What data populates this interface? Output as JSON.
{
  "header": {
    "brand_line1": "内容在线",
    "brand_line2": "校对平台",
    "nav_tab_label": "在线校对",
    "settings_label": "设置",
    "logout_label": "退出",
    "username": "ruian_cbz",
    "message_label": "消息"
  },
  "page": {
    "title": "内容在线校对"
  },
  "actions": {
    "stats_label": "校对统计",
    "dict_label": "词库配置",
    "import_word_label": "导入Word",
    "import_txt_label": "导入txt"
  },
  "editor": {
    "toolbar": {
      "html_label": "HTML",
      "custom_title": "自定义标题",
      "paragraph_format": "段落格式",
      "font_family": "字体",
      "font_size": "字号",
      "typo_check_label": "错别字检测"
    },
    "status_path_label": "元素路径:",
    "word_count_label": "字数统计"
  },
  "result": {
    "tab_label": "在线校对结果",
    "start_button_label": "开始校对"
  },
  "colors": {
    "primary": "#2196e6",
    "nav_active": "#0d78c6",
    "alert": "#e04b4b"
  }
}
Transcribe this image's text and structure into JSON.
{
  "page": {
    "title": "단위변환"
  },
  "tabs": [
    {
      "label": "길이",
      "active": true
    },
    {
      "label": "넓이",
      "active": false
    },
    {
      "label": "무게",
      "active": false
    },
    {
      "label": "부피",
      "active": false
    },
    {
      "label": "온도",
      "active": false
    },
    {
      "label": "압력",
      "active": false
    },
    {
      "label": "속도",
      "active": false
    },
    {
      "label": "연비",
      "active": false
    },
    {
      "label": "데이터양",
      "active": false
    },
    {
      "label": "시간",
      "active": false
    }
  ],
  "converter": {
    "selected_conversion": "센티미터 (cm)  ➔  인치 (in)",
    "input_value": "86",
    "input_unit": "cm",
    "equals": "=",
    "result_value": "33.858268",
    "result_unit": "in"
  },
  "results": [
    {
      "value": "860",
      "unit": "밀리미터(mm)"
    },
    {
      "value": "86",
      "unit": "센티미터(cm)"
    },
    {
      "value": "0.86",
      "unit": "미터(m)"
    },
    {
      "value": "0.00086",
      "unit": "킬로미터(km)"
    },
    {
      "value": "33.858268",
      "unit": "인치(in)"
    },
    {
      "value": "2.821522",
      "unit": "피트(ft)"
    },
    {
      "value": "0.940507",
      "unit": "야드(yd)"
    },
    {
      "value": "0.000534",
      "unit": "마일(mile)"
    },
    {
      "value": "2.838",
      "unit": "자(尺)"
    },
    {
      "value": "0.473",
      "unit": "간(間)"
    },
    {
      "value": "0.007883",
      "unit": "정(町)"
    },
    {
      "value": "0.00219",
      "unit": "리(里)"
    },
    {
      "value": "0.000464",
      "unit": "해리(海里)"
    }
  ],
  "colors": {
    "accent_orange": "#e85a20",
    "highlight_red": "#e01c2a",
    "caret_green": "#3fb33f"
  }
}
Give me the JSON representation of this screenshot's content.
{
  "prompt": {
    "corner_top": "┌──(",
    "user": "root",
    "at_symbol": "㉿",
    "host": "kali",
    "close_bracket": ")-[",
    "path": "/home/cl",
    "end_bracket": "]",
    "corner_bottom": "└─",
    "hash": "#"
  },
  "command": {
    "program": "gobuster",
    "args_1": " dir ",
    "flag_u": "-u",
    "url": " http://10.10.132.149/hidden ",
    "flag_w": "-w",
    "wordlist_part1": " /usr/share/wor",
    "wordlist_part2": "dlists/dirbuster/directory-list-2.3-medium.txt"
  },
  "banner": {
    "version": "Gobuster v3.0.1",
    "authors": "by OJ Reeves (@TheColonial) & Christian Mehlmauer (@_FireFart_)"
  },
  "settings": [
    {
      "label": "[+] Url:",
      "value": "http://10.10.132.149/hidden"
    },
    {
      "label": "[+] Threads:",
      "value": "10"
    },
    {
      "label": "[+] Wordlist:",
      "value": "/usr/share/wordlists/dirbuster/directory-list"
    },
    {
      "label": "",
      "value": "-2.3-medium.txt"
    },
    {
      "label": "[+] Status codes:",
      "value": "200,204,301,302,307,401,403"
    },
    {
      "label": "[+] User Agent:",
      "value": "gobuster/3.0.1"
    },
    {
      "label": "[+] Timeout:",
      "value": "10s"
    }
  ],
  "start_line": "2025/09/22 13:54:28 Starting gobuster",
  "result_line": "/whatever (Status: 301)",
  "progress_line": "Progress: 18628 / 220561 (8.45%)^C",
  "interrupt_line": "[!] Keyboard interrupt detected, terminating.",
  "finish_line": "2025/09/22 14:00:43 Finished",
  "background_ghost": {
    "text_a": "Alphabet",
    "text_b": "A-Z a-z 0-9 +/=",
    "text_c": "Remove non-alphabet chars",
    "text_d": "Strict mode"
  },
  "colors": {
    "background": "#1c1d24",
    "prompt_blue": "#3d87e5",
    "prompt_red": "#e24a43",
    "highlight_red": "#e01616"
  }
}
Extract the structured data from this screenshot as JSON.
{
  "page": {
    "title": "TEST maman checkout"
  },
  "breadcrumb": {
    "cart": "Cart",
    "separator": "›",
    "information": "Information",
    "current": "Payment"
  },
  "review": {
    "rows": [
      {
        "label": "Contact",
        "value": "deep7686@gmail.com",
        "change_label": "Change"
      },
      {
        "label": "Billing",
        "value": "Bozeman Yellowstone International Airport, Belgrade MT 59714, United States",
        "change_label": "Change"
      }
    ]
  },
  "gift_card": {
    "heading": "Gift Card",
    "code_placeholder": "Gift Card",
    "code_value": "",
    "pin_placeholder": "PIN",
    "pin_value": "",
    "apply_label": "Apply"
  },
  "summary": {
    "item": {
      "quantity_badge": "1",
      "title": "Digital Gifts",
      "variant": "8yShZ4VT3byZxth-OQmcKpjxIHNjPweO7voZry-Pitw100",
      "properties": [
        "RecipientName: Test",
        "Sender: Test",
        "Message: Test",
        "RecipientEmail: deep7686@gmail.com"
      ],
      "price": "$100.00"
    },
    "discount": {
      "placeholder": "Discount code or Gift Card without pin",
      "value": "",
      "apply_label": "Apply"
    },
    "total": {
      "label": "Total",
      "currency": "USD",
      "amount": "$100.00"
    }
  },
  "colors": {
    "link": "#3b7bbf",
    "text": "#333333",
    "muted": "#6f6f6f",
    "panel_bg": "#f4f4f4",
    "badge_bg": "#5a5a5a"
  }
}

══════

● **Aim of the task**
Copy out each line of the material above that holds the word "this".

● **Task answer**
What data populates this interface? Output as JSON.
Transcribe this image's text and structure into JSON.
Give me the JSON representation of this screenshot's content.
Extract the structured data from this screenshot as JSON.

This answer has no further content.